Source information:
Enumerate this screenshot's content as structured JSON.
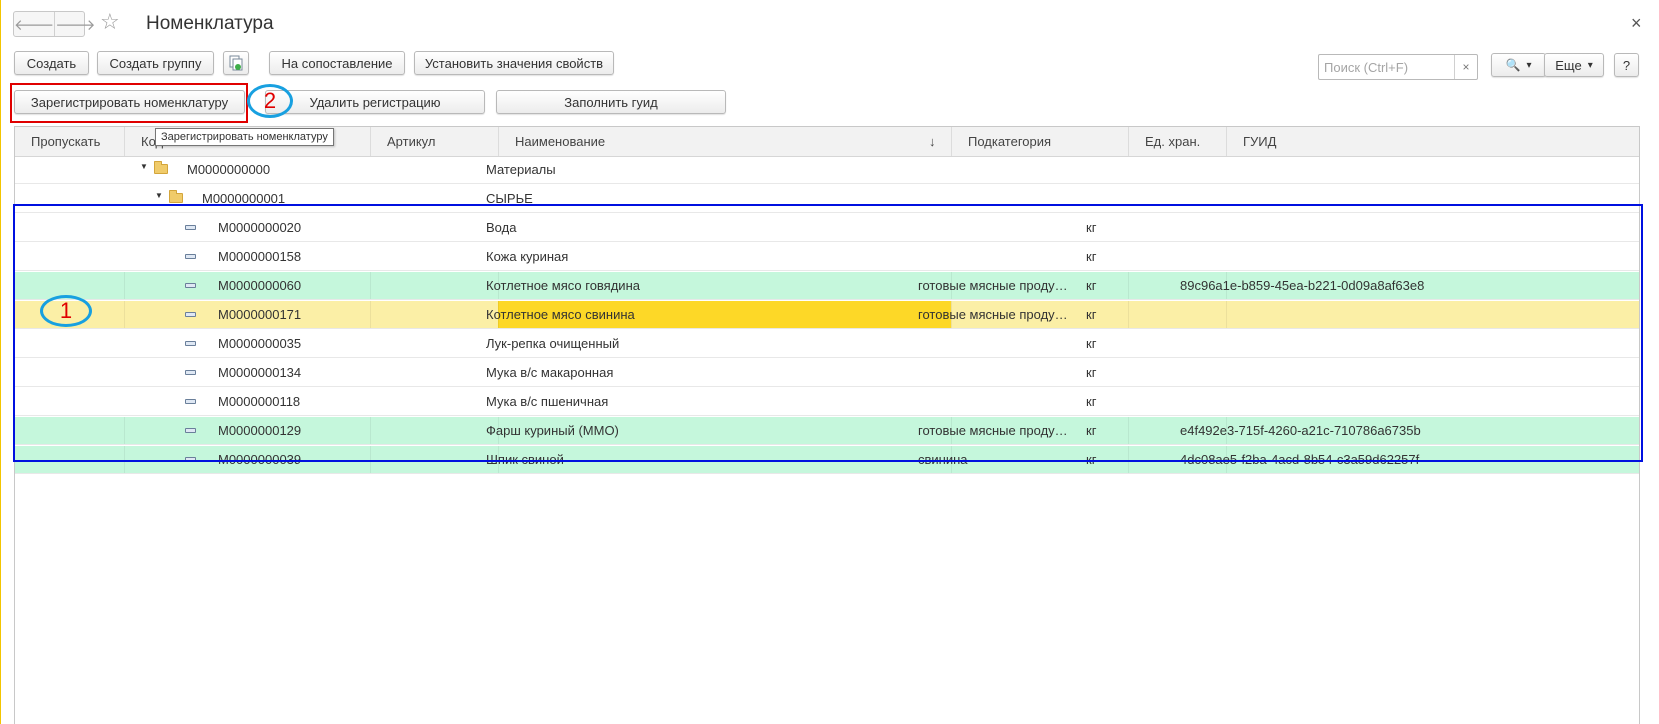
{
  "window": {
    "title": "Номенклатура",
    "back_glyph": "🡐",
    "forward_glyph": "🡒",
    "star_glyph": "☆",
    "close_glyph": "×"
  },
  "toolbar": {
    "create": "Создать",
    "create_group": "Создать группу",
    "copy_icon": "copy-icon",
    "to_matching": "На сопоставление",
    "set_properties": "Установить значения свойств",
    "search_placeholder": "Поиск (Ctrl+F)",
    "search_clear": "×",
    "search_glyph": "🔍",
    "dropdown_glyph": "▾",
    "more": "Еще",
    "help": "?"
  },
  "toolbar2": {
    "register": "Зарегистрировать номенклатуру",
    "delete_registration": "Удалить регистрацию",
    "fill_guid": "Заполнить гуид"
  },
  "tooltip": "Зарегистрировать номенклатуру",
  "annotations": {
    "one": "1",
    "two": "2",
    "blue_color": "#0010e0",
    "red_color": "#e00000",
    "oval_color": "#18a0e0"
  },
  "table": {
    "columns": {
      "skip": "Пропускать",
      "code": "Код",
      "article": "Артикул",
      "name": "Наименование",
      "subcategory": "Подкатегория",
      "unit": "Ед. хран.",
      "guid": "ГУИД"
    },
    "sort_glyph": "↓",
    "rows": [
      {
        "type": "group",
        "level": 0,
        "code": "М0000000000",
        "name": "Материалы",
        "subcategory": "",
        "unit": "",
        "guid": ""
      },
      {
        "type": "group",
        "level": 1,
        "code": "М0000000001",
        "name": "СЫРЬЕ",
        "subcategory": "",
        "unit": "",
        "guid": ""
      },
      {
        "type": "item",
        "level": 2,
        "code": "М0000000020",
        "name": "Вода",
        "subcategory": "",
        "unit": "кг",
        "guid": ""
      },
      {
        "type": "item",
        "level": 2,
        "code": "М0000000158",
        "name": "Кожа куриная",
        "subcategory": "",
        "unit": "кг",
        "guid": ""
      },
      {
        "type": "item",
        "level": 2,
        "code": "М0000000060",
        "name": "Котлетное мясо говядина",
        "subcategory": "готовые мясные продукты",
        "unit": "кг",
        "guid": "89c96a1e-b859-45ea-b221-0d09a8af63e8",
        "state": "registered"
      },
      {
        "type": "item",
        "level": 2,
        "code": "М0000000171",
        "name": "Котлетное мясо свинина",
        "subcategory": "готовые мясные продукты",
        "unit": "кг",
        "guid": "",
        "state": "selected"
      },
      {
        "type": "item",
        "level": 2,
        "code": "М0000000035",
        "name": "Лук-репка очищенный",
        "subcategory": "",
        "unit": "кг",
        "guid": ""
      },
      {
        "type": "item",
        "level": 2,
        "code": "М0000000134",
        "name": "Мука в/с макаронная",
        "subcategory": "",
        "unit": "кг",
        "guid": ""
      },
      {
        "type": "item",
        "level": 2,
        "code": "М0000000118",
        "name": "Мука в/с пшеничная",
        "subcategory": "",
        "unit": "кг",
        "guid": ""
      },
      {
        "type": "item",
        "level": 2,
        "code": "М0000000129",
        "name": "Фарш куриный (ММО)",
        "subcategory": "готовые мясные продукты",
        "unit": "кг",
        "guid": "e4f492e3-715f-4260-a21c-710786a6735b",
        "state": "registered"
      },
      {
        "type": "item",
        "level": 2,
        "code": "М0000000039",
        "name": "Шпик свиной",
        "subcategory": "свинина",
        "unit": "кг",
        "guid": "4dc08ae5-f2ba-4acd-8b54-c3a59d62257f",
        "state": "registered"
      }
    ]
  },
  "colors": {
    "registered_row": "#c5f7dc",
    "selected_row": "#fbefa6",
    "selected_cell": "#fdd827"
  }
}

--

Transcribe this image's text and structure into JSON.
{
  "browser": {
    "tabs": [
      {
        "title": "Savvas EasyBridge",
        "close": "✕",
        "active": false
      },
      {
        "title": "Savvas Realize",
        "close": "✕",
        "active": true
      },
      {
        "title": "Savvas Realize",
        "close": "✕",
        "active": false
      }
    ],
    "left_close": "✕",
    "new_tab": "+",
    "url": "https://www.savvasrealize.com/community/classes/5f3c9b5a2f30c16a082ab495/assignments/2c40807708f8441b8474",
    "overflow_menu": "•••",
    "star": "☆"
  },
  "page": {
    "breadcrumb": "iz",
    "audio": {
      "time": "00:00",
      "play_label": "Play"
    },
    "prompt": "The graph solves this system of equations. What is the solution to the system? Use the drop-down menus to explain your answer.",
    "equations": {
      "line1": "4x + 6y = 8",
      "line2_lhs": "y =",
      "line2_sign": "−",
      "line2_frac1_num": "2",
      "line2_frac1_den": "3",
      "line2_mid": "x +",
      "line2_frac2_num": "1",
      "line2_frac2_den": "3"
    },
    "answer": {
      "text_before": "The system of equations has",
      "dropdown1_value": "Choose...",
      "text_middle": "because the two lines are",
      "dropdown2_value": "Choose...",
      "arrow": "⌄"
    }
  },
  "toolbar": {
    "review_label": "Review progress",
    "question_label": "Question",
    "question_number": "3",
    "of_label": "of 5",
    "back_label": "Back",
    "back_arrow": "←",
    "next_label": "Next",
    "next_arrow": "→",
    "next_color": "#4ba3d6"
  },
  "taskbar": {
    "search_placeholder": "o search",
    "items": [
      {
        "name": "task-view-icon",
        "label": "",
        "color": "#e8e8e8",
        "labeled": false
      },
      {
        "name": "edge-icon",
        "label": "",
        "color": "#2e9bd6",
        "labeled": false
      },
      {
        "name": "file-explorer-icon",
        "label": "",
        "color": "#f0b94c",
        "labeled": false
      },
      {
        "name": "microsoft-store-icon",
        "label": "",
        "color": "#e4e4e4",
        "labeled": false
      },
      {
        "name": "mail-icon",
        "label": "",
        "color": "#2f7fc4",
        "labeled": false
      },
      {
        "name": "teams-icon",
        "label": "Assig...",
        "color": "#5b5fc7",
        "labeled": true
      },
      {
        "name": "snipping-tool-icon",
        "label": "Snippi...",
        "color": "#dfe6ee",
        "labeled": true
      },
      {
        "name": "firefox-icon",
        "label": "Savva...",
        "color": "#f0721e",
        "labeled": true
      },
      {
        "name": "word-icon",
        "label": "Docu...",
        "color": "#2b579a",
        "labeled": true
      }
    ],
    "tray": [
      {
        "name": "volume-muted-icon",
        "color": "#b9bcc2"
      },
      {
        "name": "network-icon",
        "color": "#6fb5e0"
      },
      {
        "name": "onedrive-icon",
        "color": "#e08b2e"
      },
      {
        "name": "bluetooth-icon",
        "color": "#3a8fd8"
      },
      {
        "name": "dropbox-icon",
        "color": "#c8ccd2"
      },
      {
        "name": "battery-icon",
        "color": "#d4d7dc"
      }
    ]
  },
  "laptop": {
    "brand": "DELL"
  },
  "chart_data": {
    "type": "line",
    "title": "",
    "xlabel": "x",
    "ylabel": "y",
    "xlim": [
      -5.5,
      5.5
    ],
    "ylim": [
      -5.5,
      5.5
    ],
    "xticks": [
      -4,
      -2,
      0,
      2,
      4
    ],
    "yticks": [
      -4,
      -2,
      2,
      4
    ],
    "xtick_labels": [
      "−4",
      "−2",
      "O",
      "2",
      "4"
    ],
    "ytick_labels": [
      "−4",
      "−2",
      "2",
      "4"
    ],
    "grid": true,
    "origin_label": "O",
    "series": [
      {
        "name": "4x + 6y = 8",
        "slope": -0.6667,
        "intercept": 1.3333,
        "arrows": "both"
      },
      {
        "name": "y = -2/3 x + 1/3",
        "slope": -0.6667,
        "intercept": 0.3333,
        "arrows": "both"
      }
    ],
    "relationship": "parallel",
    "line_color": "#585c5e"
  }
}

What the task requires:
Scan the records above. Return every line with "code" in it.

Task solution:
      "code": "Код",
        "code": "М0000000000",
        "code": "М0000000001",
        "code": "М0000000020",
        "code": "М0000000158",
        "code": "М0000000060",
        "code": "М0000000171",
        "code": "М0000000035",
        "code": "М0000000134",
        "code": "М0000000118",
        "code": "М0000000129",
        "code": "М0000000039",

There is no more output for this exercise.